A study carried out by the University of Bristol discovered that out of the 300 cat owners surveyed, 20.2% admitted to giving their cats treats several times a week. Of the other respondees, 34.6% fed them whenever they wanted, and 31.5% fed by free choice. These have all been found to be factors contributing to feline obesity, making these some worrying statistics.

Ultimately however, while the people admitting to this are a minority of cat owners they’re a large one nonetheless. With this in mind, here are some tips for ensuring that your cat remains in top shape. If you need some more advice, look at our guides to the best wet cat food, the best dry cat foods and the best cat food.

1) Make sure your cats have the right food for their age

Just like humans move from processed baby food to the proper stuff, cats have to change their diets accordingly too. According to the PDSA, cat food types can be split into four categories: kitten (0-12 months); adult cat (1-7 years); senior cat (7-11 years) and geriatric cat (11+ years). 

While keeping a cat on kitten food isn’t dangerous and won’t cause them any harm, it is possible that the extra calories found in kitten food could lead to an increased risk of obesity.

cat's diet

(Image credit: Getty Images)

2) Keep their feeding areas clean and free from germs

It may seem obvious, but there are certain factors that can influence a cat’s appetite. For instance, when picking their food bowls, go for something pottery-based rather than plastic. This is because the latter is harder to clean and can retain odors over time, which in turn may put them off their food. 

Don’t just top up the water or put new cat food over the old stuff – think about how you would like it if your dinner consisted of a freshly cooked lasagne draped over yesterday’s cold, stale offerings. Your cat certainly won’t appreciate it.

cat's diet

(Image credit: Getty Images)

3) Give out treats by all means – but keep it in moderation

You've probably noticed that cats love treats. Despite this, however, please resist the urge to deal them out at will. Treats are usually high in calories, so save them for special occasions, or as a reward for good behavior.

Pets At Home recommends that treats take up no more than 10% of your cat’s daily calorific intake, which sounds like a good rule to us. One other option is to give them out after your cat has done something they wouldn’t have enjoyed doing, such as having their annual vaccinations or getting their claws cut.

cat's diet

(Image credit: Getty Images)

4) When making dietary changes, do so gradually

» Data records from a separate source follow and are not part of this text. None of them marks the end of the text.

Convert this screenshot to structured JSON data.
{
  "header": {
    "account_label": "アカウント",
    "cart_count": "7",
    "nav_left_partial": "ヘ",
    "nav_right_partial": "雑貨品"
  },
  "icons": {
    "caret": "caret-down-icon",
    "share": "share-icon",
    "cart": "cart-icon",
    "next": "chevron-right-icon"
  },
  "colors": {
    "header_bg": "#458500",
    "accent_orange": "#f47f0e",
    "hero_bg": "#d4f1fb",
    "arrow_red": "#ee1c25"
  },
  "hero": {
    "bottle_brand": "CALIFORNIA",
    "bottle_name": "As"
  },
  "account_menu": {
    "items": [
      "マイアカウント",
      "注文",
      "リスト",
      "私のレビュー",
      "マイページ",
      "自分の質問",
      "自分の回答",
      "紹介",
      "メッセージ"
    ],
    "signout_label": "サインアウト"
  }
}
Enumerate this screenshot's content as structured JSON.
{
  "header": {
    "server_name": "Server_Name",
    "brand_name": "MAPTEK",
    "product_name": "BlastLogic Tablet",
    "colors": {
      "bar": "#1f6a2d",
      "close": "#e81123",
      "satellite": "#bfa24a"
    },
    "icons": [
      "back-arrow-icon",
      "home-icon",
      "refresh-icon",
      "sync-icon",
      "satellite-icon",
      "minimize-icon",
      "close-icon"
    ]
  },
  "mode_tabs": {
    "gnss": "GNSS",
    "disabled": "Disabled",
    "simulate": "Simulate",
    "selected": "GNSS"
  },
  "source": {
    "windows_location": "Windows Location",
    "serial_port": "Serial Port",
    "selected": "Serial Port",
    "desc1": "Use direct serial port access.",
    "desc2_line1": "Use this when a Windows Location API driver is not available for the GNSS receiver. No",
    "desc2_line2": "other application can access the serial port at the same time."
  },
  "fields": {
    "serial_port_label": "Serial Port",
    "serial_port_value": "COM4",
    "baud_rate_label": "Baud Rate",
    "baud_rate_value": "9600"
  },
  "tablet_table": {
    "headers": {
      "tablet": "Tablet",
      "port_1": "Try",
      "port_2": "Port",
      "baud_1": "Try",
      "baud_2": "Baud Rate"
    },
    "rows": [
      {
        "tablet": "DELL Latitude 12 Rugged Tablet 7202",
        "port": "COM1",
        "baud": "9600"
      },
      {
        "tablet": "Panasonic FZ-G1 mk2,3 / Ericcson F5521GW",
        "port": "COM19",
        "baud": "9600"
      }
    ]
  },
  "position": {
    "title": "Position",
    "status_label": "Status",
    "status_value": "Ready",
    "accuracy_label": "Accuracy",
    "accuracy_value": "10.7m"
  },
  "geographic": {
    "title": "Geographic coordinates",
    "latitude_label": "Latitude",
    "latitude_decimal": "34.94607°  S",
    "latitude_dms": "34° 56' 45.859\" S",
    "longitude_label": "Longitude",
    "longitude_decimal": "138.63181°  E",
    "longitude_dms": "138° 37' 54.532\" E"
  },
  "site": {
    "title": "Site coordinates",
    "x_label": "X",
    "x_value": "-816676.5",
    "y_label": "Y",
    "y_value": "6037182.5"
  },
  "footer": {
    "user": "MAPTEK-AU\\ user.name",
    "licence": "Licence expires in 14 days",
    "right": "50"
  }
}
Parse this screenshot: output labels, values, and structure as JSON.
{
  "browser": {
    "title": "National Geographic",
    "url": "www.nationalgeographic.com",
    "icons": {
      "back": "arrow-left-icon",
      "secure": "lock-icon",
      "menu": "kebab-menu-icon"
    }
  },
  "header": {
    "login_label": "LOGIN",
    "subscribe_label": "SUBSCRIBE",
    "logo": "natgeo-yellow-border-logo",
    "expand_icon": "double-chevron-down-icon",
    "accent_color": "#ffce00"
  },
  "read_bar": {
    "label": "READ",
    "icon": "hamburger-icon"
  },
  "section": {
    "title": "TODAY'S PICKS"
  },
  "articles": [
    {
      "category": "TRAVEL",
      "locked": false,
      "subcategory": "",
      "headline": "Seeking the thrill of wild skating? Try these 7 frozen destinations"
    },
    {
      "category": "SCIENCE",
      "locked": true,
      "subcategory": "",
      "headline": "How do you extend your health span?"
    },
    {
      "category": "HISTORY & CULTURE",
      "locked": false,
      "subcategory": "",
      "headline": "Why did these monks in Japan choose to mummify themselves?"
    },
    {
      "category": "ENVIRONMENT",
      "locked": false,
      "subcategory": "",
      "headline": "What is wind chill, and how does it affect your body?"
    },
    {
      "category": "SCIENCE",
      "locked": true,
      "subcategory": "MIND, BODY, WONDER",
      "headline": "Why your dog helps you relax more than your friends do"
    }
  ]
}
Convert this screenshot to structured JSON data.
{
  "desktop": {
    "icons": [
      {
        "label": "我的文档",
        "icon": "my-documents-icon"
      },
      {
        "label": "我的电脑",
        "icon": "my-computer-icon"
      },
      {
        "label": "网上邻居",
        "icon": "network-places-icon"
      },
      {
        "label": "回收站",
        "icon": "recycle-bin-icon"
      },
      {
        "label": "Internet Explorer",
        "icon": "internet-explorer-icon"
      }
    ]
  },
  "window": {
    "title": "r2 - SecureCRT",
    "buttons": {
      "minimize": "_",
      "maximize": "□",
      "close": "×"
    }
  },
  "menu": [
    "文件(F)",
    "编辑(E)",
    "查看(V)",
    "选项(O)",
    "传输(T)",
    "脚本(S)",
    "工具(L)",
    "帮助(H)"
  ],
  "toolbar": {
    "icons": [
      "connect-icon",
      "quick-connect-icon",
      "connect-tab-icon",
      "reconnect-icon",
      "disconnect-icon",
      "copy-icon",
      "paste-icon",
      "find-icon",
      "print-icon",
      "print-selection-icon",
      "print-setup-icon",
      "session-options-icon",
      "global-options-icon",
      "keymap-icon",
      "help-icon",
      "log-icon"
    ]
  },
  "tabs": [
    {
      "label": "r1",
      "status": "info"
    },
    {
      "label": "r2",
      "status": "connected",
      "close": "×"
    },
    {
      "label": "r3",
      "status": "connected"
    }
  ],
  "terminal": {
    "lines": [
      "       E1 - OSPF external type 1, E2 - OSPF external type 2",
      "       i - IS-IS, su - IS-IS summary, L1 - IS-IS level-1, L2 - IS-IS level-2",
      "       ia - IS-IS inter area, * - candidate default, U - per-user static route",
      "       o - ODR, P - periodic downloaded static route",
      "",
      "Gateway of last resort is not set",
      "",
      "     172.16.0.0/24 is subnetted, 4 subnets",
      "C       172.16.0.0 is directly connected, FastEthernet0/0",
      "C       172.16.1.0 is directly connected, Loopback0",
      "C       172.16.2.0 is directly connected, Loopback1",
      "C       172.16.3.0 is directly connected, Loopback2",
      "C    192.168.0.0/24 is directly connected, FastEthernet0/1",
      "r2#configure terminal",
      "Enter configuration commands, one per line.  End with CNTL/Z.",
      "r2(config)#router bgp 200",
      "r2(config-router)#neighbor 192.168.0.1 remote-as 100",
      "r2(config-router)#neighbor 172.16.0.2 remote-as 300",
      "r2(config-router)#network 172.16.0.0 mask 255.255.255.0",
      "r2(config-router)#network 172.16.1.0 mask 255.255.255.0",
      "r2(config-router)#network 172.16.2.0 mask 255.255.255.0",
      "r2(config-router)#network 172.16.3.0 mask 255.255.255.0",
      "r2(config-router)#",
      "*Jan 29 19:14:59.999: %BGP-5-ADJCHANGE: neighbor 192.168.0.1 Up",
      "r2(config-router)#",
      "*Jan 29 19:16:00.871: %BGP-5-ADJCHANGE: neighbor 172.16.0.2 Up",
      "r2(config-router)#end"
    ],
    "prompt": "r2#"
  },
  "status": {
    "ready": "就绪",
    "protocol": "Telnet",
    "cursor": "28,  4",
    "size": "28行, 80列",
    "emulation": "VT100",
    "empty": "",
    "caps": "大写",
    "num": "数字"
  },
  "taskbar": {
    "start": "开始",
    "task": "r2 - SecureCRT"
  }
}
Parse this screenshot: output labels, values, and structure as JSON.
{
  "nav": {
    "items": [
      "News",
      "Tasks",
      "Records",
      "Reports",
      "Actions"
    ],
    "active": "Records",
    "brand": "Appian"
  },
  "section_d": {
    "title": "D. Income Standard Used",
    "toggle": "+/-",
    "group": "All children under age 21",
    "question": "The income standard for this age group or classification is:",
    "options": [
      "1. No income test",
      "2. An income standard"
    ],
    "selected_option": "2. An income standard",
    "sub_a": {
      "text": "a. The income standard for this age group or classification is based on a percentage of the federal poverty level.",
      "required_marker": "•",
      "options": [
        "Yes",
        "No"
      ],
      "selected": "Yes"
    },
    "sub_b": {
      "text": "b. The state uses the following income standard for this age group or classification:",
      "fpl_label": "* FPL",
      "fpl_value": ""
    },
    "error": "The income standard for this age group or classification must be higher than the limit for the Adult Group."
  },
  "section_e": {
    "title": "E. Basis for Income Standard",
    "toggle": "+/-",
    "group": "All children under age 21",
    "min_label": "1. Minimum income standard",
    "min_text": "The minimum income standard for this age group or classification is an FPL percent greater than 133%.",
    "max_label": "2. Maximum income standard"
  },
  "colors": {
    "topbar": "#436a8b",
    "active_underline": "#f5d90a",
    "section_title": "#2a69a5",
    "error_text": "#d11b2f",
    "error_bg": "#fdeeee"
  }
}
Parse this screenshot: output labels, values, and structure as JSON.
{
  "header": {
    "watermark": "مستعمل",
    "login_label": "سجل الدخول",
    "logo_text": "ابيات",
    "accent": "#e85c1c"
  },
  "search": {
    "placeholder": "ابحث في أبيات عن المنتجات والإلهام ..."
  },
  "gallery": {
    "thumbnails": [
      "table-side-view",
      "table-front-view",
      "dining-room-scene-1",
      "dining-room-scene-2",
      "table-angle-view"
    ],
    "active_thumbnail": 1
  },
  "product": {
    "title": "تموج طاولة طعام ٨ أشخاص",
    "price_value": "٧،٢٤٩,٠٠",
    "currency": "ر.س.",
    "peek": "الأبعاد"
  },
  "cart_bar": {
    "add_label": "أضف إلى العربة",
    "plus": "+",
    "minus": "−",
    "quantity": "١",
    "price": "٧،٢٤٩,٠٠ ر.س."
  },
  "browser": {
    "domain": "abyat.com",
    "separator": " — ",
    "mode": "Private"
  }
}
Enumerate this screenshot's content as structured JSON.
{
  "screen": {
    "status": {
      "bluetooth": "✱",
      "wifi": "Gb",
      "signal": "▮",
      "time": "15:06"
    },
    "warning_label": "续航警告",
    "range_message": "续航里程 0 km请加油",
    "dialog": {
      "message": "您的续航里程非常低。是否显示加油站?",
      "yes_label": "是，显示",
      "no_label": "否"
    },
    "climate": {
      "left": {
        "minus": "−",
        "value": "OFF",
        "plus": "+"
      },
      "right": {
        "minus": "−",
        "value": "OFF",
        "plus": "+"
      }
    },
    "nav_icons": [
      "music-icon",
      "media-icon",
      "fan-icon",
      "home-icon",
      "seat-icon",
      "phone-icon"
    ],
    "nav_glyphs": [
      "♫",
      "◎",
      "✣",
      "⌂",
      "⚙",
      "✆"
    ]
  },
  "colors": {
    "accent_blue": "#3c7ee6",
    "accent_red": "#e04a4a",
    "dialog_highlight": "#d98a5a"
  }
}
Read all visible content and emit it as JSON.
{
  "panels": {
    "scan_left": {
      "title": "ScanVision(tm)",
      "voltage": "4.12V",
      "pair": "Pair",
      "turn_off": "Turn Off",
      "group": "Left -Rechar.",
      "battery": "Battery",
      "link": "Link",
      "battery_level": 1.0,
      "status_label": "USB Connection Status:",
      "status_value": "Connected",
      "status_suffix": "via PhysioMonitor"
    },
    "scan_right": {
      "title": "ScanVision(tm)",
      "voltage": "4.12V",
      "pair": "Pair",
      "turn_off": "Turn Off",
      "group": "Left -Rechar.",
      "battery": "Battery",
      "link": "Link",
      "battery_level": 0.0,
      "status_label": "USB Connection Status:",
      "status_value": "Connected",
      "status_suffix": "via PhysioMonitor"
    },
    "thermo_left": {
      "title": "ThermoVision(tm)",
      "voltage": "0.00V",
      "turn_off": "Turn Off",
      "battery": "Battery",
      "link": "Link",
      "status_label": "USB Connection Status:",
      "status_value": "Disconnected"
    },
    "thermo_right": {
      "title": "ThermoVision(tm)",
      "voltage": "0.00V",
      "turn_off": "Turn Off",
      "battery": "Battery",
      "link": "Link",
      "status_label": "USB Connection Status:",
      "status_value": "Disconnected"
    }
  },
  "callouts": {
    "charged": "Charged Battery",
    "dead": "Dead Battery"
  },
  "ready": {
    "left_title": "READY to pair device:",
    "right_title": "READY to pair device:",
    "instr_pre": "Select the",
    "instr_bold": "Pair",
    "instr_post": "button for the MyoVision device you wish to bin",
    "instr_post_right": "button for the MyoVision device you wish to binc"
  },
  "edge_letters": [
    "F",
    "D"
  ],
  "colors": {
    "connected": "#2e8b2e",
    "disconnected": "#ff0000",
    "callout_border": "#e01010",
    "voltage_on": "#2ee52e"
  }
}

There are a number of reasons to change your cat’s food. Maybe they’re too old for kitten food, their favorite brand has become unavailable, or finances dictate a change. Regardless, there are ways to go about it. To start with, mix some of their new food with their old dinner.

As time progresses, gradually add more of the new and less of the old, until they have completely switched over. Generally, this can be done over a seven-day period, although for older cats this time frame may need to be extended to as long as 10 days.

cat's diet

(Image credit: Getty Images)

5) Avoid certain types of human foods – they could be poisonous

While it may be tempting to give your cat the leftovers off your plate, or a bowl of chocolate ice cream to lick clean, you really shouldn’t. All manner of foods that seem perfectly innocuous to us could potentially be dangerous to cats, causing anything from lethargy and diarrhea to serious pancreas and kidney damage – or worse. 

Among the chief culprits are caffeine drinks, chocolate, root vegetables such as onions, grapes and milk. If in doubt, stick to cat food.

In summary…

Like people, cats are different to one another, and have different personalities, so it's tricky to recommend a one-size-fits-all approach when it comes to treats. Saying that, if you follow the above guidelines, we're sure that you'll be going a long way to ensuring their health and safety. 

References

Steve Wright

Steve has combined editing and writing for publications like SciFiNow, How It Works and All About History with being a doormat to various cats and dogs. He lodges with two moggies called Giles and Willow, and will be told off if he doesn't mention his girlfriend's magnificent pooch, Toby.